As the Great Recession continues to batter families throughout the country with fresh gales of destructive force, many have lamented the erosion of a reliable government safety net. In surveying this trend, authors like Peter Edelman and Barbara Ehrenreich invoke the familiar metaphor of a uniformly woven fabric reduced to tatters and incapable of bearing the weight of the current economic crisis. A more accurate symbol of the American welfare system, however, might be a worn patchwork quilt, threadbare in some places while temporarily reinforced in others. Whether its coverage is adequate or not is largely a matter of positioning; while one segment may bring warmth, another may scarcely withstand the chill.
Unlike earlier incarnations of public assistance in which the federal government devised a uniform scheme of income support, Temporary Assistance for Needy Families (TANF) provides funding to the states to design and administer their own programs, leading to considerable variation in coverage from one region to the next. The consequences of this geographical lottery are well illustrated by TANF's Family Violence Option (FVO), which allows states to exempt victims of domestic violence from employment and child support requirements that undermine their safety or penalize them for their status.
When properly implemented, the Option permits recipients to schedule court dates, undergo counseling, and attend to other needs arising from their circumstances without being sanctioned for noncompliance with work requirements. In addition, it also relieves DV survivors of the obligation to solicit child support payments from their abusers, who too often respond to such requests with renewed violence. At a moment when the stresses of the economy have yielded a significant increase in family violence around the country, its provisions are more necessary than ever.
In spite of this urgency, however, the vast majority of eligible victims do not benefit from its protections, placing them at risk of being unfairly sanctioned for noncompliance and deprived of a vital source of income. In its new report Shortchanging Survivors: The Family Violence Option for TANF Benefits, the National Law Center on Homelessness & Poverty reveals the degree to which the absence of federal regulation of state welfare programs presents a range of obstacles for DV survivors in need of income to avoid homelessness and rebuild their lives.
Not only can states decide to forego the Family Violence Option altogether, they can also limit the circumstances in which they implement it; while parents in San Francisco, for example, are eligible for waivers to address the consequences of past abuse, their counterparts in New York City may only receive exemptions in cases of ongoing violence.
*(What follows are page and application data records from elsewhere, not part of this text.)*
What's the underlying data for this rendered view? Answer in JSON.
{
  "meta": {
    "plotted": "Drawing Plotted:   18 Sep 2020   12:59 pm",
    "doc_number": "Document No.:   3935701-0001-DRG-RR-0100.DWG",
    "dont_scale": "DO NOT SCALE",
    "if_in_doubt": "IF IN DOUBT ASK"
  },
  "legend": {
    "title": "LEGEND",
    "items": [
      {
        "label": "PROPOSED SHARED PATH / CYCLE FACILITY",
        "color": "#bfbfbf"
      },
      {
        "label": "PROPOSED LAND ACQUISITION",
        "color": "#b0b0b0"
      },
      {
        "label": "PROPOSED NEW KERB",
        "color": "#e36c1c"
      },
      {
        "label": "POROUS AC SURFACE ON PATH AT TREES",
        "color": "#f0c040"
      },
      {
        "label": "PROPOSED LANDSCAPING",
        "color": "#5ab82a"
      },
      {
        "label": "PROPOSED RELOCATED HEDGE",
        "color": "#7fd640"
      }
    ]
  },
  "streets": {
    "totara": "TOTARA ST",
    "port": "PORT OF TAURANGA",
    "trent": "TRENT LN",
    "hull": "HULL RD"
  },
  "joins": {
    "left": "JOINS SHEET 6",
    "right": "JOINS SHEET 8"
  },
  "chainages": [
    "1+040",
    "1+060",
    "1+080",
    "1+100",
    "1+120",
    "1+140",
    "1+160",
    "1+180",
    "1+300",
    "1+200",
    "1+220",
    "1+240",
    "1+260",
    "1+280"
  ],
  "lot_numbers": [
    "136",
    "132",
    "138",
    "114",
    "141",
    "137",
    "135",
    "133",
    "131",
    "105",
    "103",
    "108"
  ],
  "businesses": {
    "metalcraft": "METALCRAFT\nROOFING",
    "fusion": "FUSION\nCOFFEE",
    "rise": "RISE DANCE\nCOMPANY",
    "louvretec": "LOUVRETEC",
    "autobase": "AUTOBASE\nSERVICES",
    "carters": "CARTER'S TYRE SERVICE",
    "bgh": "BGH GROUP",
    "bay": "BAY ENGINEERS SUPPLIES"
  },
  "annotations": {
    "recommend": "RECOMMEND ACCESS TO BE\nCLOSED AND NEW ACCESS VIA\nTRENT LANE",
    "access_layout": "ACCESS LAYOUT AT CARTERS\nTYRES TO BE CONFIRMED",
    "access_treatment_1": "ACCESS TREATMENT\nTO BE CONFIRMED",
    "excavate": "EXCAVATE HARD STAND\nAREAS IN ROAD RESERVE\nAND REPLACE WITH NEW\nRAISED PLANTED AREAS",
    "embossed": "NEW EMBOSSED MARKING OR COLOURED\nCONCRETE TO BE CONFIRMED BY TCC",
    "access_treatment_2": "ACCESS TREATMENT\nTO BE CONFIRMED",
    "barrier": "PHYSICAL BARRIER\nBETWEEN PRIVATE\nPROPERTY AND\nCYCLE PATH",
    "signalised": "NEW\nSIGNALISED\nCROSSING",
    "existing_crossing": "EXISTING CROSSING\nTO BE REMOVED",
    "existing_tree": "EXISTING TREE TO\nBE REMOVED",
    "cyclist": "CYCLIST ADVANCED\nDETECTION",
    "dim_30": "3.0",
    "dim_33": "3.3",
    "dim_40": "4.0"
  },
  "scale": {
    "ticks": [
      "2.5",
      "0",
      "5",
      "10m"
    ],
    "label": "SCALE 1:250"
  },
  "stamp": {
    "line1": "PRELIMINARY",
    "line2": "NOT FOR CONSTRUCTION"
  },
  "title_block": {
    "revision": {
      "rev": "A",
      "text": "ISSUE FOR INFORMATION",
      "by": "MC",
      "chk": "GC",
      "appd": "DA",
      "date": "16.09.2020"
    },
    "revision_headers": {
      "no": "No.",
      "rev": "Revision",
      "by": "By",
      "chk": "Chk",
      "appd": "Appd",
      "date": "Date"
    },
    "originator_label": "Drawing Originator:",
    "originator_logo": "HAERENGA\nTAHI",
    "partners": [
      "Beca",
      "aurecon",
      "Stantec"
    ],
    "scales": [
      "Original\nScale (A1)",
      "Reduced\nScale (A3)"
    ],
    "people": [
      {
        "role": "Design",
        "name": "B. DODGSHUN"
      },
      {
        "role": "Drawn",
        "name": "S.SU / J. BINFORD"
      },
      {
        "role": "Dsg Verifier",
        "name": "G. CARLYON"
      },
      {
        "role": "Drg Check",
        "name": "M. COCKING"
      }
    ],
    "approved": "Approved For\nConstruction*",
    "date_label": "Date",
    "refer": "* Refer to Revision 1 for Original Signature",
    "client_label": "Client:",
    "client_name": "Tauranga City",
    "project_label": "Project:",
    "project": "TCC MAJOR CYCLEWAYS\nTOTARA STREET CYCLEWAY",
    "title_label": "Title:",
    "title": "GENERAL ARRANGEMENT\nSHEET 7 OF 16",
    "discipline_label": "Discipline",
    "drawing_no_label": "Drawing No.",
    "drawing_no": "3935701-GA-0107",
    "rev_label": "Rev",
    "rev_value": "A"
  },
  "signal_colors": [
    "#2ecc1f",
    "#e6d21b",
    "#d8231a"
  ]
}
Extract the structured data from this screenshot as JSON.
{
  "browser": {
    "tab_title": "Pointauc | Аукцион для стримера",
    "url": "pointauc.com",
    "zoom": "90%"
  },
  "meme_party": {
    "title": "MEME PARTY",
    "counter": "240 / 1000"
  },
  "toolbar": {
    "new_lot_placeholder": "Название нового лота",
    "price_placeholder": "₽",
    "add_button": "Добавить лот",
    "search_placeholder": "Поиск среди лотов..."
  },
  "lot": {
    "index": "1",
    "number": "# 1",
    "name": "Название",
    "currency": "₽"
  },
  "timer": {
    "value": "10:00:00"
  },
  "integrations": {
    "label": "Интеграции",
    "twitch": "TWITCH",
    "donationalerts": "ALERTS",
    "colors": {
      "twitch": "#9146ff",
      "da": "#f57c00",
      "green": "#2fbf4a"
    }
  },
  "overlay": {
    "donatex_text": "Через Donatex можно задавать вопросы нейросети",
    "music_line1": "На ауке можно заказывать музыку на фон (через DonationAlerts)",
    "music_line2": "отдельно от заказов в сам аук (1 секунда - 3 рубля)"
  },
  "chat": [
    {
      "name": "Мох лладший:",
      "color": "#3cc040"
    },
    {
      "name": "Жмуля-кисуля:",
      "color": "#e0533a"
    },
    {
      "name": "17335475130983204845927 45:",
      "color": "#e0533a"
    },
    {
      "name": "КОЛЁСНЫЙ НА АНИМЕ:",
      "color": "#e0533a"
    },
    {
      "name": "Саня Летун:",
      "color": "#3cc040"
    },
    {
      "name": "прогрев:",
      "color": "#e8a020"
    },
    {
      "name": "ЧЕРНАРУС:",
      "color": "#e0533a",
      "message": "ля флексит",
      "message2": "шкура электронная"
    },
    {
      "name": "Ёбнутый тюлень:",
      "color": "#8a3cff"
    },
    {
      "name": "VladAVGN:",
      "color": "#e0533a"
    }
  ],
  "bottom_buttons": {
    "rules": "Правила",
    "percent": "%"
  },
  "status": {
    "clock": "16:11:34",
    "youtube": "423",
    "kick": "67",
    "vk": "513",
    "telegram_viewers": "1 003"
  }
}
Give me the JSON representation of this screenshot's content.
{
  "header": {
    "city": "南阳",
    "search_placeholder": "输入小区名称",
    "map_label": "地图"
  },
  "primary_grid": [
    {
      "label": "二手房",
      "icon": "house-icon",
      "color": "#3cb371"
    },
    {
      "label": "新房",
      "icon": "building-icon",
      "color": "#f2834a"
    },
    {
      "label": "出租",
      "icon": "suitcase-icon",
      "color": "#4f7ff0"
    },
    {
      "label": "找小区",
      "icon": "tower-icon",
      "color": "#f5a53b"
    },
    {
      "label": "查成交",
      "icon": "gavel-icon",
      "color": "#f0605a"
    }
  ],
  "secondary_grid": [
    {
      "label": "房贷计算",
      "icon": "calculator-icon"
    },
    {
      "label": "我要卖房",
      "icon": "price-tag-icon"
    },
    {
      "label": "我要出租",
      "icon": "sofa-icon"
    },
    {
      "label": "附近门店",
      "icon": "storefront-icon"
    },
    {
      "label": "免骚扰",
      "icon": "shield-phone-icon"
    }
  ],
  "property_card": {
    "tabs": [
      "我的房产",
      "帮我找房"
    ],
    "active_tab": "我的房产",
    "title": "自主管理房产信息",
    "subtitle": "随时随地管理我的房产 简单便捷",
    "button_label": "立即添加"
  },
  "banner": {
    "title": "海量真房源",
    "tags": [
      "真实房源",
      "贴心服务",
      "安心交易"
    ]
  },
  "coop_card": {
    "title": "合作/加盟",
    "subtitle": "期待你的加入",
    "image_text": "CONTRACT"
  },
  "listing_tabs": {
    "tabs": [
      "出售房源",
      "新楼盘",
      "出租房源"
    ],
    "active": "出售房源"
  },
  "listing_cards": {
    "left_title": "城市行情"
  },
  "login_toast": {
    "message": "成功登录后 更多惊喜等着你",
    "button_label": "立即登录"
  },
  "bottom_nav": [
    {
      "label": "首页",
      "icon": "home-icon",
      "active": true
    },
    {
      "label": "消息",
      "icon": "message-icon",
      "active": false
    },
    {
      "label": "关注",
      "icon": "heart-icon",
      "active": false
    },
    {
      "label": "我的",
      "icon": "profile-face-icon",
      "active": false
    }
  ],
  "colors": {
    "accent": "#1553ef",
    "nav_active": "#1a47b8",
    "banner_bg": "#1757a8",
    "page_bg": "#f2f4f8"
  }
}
Even in states with generous family violence policies, only a tiny fraction of TANF recipients wind up accessing waivers.
At first glance, these discrepancies stem largely from a lack of uniformity in how TANF caseworkers around the country screen their applicants for domestic violence. On a deeper level, though, welfare offices are saddled with an inherently contradictory mission: supporting women in their efforts to escape abuse while simultaneously attempting to decrease caseloads. After all, even the best intentioned caseworkers are unlikely to possess the time and initiative to build the rapport necessary to elicit frank disclosure of abuse, much less convince wary applicants of the benefits of such disclosure.
Fortunately, some TANF offices have developed models that draw on the resources of a variety of service providers in order to ensure that applicants not only learn of the FVO but are actively encouraged to avail themselves of it. In San Francisco, for example, survivors who apply for benefits may choose either to engage in a DV service plan in place of employment or to participate in a work plan that includes domestic violence services as one of its activities. Local TANF offices also partner with seasoned DV advocates who conduct screenings, provide on-site safety planning and counseling services, and train caseworkers.
Instead of proceeding as a model for other cities, however, San Francisco TANF offices are now struggling merely to hold their ground as California embarks on a course of massive budget cuts, a stern reminder of the drawbacks of turning public assistance into a hodgepodge of state efforts.
Perhaps the pre-recession economy could withstand the limitations of this patchwork approach. At a moment of record budget shortfalls, however, the federal government can no longer rely on the states to salvage their respective welfare programs with the aid of a darning needle and some scraps. Without the uniformity of coverage that enhanced federal support and guidance can provide, more and more families will be left out in the cold.